Without a support structure, Chelsea’s life is one stressful incident after another, with little to no respite. The relentless nature of the care Chelsea must provide for her family is, at times, difficult to read. There is a sense that being a full-time carer has pushed Chelsea into a mindset that has more in common with someone beyond her years. Without the superficial details of school uniforms and unfinished homework, it can be easy to forget that Chelsea is only sixteen. However, it is hard to imagine a young person in Chelsea’s position not growing up fast under the weight of such responsibility. This is a sad situation, but one that many people (young people included) are going through each day.

It is hard to imagine a young person in Chelsea’s position not growing up fast under the weight of such responsibility.

As she shifts from Chelsea’s perspective on to those of other characters’, Prendergast reveals the reason Annie has descended into such a severe depressive state. Through Annie’s friend, Pelts, and eventually Annie herself, a long narrative of abuse and heartbreak becomes apparent. Annie has been subjected to cruelty, sexual assault and, most horribly, the death of her eldest child, and it is these things that have caused her to become the woman Chelsea must drag along the floor to bed each night. This makes for tough reading at times – Chelsea’s is a grim life, full of responsibilities she shouldn’t have to know at such a young age.
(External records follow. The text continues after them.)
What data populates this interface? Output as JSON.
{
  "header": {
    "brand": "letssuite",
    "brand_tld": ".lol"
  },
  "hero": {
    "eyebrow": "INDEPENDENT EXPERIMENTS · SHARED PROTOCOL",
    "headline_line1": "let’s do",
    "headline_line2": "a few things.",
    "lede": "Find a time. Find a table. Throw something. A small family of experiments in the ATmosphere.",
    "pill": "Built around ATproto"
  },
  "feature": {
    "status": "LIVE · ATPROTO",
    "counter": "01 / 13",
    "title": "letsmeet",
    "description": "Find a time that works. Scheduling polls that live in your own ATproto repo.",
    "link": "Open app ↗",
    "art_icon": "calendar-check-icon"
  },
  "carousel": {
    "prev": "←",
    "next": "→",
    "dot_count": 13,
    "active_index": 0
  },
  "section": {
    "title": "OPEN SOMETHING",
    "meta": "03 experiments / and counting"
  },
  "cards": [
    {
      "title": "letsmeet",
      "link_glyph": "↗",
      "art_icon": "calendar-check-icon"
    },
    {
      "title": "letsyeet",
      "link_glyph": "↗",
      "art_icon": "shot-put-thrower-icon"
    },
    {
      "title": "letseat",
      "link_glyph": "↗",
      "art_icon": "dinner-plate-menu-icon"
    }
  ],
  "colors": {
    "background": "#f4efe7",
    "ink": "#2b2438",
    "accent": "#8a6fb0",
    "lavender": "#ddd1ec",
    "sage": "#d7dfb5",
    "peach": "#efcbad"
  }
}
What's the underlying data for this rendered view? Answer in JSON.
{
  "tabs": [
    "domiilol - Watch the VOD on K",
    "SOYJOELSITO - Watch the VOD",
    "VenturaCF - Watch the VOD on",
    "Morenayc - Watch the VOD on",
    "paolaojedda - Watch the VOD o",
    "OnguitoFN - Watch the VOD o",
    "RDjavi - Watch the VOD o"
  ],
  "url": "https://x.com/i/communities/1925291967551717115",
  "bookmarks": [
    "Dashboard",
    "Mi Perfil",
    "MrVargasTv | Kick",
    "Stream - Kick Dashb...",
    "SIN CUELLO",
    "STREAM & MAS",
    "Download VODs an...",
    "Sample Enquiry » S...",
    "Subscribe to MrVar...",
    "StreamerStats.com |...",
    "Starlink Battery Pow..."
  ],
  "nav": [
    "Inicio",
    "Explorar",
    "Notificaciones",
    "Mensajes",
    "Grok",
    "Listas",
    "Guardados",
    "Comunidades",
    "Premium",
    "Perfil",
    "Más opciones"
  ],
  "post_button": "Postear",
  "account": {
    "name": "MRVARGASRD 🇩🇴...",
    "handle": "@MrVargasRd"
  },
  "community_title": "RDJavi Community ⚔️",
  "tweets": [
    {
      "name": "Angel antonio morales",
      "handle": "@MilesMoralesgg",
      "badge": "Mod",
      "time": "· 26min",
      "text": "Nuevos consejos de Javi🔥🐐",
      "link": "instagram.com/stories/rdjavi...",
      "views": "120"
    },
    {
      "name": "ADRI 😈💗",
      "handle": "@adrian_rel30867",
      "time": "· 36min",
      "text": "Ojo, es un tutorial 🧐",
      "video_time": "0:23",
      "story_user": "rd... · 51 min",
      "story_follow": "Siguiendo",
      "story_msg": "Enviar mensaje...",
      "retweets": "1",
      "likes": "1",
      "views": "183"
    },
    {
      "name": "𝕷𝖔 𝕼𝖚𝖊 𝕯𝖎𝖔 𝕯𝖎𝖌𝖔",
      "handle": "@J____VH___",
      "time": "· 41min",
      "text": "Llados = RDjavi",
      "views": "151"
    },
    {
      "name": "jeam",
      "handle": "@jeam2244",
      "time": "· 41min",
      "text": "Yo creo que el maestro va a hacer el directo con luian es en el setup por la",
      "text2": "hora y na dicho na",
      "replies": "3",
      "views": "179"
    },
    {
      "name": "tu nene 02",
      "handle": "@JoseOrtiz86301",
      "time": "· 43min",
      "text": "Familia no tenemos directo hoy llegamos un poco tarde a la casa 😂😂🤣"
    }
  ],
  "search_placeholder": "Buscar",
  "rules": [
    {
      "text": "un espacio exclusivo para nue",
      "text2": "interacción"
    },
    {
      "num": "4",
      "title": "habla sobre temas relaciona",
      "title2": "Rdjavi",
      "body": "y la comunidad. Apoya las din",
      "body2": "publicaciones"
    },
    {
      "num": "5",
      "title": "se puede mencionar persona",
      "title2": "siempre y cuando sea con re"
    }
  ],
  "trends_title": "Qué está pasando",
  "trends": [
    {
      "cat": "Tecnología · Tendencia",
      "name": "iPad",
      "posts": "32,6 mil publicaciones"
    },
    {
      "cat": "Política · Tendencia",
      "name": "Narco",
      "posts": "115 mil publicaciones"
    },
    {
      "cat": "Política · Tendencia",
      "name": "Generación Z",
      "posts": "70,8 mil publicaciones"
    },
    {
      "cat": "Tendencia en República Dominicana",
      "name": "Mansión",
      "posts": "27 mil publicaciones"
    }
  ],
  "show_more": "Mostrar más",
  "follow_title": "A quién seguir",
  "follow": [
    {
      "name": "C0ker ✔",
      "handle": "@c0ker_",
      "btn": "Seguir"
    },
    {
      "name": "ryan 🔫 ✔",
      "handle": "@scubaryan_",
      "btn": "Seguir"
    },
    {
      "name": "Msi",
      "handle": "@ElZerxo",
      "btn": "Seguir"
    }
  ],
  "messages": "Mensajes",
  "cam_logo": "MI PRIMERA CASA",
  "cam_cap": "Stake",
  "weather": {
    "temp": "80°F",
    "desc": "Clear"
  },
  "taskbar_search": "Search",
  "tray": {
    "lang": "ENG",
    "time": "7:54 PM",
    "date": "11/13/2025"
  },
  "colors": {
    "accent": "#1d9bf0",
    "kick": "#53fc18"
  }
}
Some of the best moments of this book are those in which Chelsea accepts help. This help first comes in the form of an aged care nurse who approaches Chelsea on the street after witnessing her struggle with one of her grandfather’s episodes. After accepting this stranger’s act of kindness, Chelsea is able to redirect her energy from caring for her grandfather to finding help for her mother. She contacts Pelts, who brings Annie and Chelsea to his home and takes care of them. His is a very ordinary kind of care – he cooks dinner, runs baths, lights fires. But for Chelsea, something as simple as walking along the beach on her own is a luxury. Eventually, Pelts coaxes Annie out of the haze of grief she has been living in, and Chelsea finally learns the truth about what has broken her mother so grievously. The reality of Chelsea’s situation is that many people, young people and children included, live through this each day. While Chelsea is eventually able to find help for her mother and grandfather, it’s impossible to forget that this is something that really happens and getting help is not always so easy.

Even the most devastating losses cannot stop life from happening, and although we may lose the ones we love, there are still people left behind to lean on.

While reading this book, I felt it was a meditation on grief loss, and the consequences they bring. However, after mulling over the novel as a whole, I have changed my mind. This is a novel about healing. The title of the book comes from a proverb that says the earth will continue to consume bodies until the end of time, its hunger never to be satiated. This is a haunting phrase that conjures up quite a grim image. But you could choose to look at this proverb in a different way – the earth may continue to take people away from us, but it remains unchanged. Even the most devastating losses cannot stop life from happening, and although we may lose the ones we love, there are still people left behind to lean on.

Grief, trauma and misery are well-worn themes in literary fiction, especially Australian literary fiction. It can be exhausting to see these tales of small-town woe crop up again and again. While Annie’s is a miserable situation, Prendergast writes with a purpose. Seeing these traumatic incidents build up while Annie, much like Chelsea, hides the unpleasant facts of her life from the world shows the reader that human emotion is an iceberg – the things that make themselves apparent are only a tiny fraction of the whole. Books like The Earth Does Not Get Fat remind us that it is near impossible to know what is going on in another person’s life and that empathy is necessary to help those who may be suffering in a world that won’t stop for them.

The Earth Does Not Get Fat is available now at Readings.